The Minnesota Council of Health Plans announced today its member companies paid $27.7 billion in medical bills for more than 5.5 million people in 2018. Council member insurers help Minnesotans in every county across the state pay for the care they need, no matter how they get their insurance.
In aggregate across all ways people get insurance, and in all locations, per person medical bills were up 3 percent on average over the previous year. Insurers collected $31 billion in premium revenue and after paying all expenses, ended the year with an operating gain of 1.6 percent of revenue, or $500 million.
Reinsurance paid high medical bills for Minnesotans who bought their own insurance
Minnesota’s premium security program, also known as reinsurance, helped pay high medical bills so the expenses weren’t added to people’s premiums. The help from the state meant monthly premiums in 2018 and 2019 were 20 percent lower on average. In fact, with the help of reinsurance Minnesota’s premiums in 2019 are the lowest in the country and enrollment from March 2018 to March 2019 remained steady.
While premiums decreased, medical bills did not.
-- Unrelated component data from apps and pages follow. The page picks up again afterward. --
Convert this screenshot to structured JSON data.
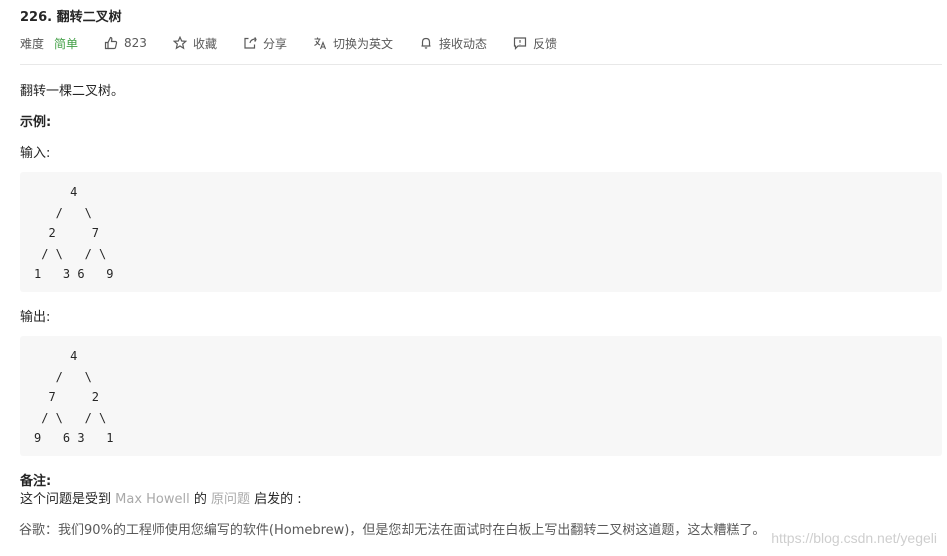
{
  "problem": {
    "title": "226. 翻转二叉树",
    "difficulty_label": "难度",
    "difficulty_value": "简单",
    "likes": "823",
    "favorite_label": "收藏",
    "share_label": "分享",
    "switch_lang_label": "切换为英文",
    "subscribe_label": "接收动态",
    "feedback_label": "反馈"
  },
  "content": {
    "description": "翻转一棵二叉树。",
    "example_heading": "示例:",
    "input_label": "输入:",
    "input_tree": "     4\n   /   \\\n  2     7\n / \\   / \\\n1   3 6   9",
    "output_label": "输出:",
    "output_tree": "     4\n   /   \\\n  7     2\n / \\   / \\\n9   6 3   1",
    "note_heading": "备注:",
    "note_prefix": "这个问题是受到 ",
    "note_link_author": "Max Howell",
    "note_middle": " 的 ",
    "note_link_original": "原问题",
    "note_suffix": " 启发的 :",
    "quote": "谷歌：我们90%的工程师使用您编写的软件(Homebrew)，但是您却无法在面试时在白板上写出翻转二叉树这道题，这太糟糕了。"
  },
  "watermark": "https://blog.csdn.net/yegeli",
  "colors": {
    "easy": "#43a047",
    "link": "#a9a9a9",
    "code_bg": "#f7f7f7"
  }
}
Monthly medical bills for these Minnesotans increased 8 percent per person over 2017. In all, these Minnesotans paid $867 million in premiums and had medical bills that reached $686 million. Since 2014, enrollment, premiums and medical bills have been difficult to predict. Between 2014 and 2018, total expenses have surpassed revenue by $395 million, a five-year average margin of -7 percent of premium revenue.
Two health insurers expect to send rebates to people who bought policies where medical bills weren’t as high as predicted when the rates were approved in 2017. Setting accurate premiums for these Minnesotans continued to be difficult as margins averaged 23 percent of premium revenue industry wide.
“The most important thing for Minnesotans to know is that when medical bills aren’t as high as a company expected, the people enrolled get rebates. This part of the law ensures the money people pay for premiums goes for care,” said Patsy Riley, interim president of the Minnesota Council of Health Plans.